Heavy smoke wafted across Interstate 94, just west of Dickinson, as the indistinguishable smell of fire clung to the bitter cold air. Around 9:31 a.m., Dickinson Rural Fire Department received a call for service in response to a residential fire near 16th Avenue Southwest. Firetrucks were on scene within 10 minutes and quickly set to the task of extinguishing the flames.
It was a theater of fire and ice, played out on the North Dakota prairie for the highest of stakes.
With the assistance of the South Heart Fire Department, the first responders battled against strong, cold winds, which significantly hampered their efforts of putting out the fire.
Within minutes, Firefighters were covered head to toe in a thin layer of ice. The situation forced first responders to not only battle the flames, but North Dakota’s cold winter elements. In shifts, they rotated out of the fight to change out gloves and gear as necessary before returning to their duties.
“It's always a bad day when there is a fire, but the cold makes it much, much worse,” Jessie Olsen, the fire chief of the SHFD, said. “It made it a bit of a challenge today, but Dickinson did a great job responding and were happy to assist.”
Despite the multitude of obstacles facing the firefighters, members of the rural fire department were able to finally access the basement level of the home — where the fire was emanating from.
Stark County Sheriff’s Office deputy and volunteer rural firefighter, Eldon Mehrer, explained the challenges faced by those on the ground.
“The extreme cold weather certainly was an obstacle,” Mehrer said. “ When it is this cold, pumps don't want to run, hoses and nozzles wanted to freeze up ... so it was just battling those things to keep the water flow going as best as we could.”
Another obstacle faced by the firefighters was a lack of water. In a sustained firefight of the magnitude faced by those on scene, getting sufficient water was a challenge. According to one of the firefighters, an estimated 50,000 gallons of water was used to quench the blaze — much of which was brought to the scene in vehicles.
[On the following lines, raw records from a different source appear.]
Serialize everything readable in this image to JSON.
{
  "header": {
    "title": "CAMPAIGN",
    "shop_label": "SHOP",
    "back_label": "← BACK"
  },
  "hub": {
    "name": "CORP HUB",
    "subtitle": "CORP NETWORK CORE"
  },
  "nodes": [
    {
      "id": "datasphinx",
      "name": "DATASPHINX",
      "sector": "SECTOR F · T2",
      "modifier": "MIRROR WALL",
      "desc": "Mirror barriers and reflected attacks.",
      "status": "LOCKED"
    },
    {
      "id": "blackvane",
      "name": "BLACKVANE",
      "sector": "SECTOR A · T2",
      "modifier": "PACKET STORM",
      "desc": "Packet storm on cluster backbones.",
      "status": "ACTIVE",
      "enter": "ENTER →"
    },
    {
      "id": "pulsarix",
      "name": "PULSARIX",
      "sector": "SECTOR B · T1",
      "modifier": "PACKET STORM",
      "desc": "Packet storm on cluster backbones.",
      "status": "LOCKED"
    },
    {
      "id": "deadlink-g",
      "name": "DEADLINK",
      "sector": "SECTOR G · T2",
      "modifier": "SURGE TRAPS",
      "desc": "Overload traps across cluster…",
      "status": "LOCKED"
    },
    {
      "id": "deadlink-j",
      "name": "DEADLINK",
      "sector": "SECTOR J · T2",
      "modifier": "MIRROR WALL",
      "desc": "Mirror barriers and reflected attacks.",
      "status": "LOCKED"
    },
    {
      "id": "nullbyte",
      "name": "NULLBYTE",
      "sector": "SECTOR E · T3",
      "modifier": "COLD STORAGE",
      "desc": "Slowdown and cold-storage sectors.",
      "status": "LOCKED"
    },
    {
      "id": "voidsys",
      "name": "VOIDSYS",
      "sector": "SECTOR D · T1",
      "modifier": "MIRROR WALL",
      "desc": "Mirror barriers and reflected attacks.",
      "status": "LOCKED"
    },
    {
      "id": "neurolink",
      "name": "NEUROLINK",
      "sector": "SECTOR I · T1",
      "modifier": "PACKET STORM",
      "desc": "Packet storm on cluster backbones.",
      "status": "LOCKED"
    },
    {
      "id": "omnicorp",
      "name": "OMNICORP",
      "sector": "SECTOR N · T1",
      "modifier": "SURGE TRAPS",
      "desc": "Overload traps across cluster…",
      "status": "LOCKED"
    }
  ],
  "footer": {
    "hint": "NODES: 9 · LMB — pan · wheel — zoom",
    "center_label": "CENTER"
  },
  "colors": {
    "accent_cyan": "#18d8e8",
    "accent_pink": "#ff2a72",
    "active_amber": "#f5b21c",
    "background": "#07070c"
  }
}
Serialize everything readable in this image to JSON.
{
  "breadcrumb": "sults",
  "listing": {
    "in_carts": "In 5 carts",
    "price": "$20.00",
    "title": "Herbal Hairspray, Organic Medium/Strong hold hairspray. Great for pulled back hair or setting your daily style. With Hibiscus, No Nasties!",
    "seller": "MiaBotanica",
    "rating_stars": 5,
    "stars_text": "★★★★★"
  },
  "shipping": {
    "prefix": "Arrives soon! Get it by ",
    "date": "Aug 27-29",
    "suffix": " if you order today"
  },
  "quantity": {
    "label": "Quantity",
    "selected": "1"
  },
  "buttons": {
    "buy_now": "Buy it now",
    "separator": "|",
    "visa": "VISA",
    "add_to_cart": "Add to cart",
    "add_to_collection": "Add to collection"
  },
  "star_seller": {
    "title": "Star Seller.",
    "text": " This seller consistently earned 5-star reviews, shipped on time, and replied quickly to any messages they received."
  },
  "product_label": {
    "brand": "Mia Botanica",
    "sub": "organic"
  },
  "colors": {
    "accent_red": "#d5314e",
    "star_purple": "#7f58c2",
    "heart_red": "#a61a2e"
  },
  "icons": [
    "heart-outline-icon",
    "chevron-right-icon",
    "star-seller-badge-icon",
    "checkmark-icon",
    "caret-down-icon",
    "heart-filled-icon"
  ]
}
The family suffered no injuries and were all able to make it out of the home before the raging fire claimed too much of their home to prevent escape. While their spirits were admittedly low, they was relieved that their family was safe and sound. Jessica Dukart said that she was grateful for the firefighters who were braving both the cold and the heat in the prolonged fight.
“I just want to thank the fire departments that came out in this terrible weather,” Dukart said. “Especially the volunteers and the South Heart Fire Department who came today.”
Mehrer shared with The Press that while the initial causes are yet unknown, he believes that a loud explosion was heard from the basement of the home.
“From statements from the homeowner, it sounds as though an explosion in the basement level of the home may be the culprit,” he said. “The fire had already spread through the lower level of the home, and thankfully they immediately called 911.”
As flames slowly turned to smoke and ash, firefighters turned their efforts to quenching their hunger with McDonald’s cheeseburgers.
“We fought it all day without any injuries to our firefighters,” said Mehrer.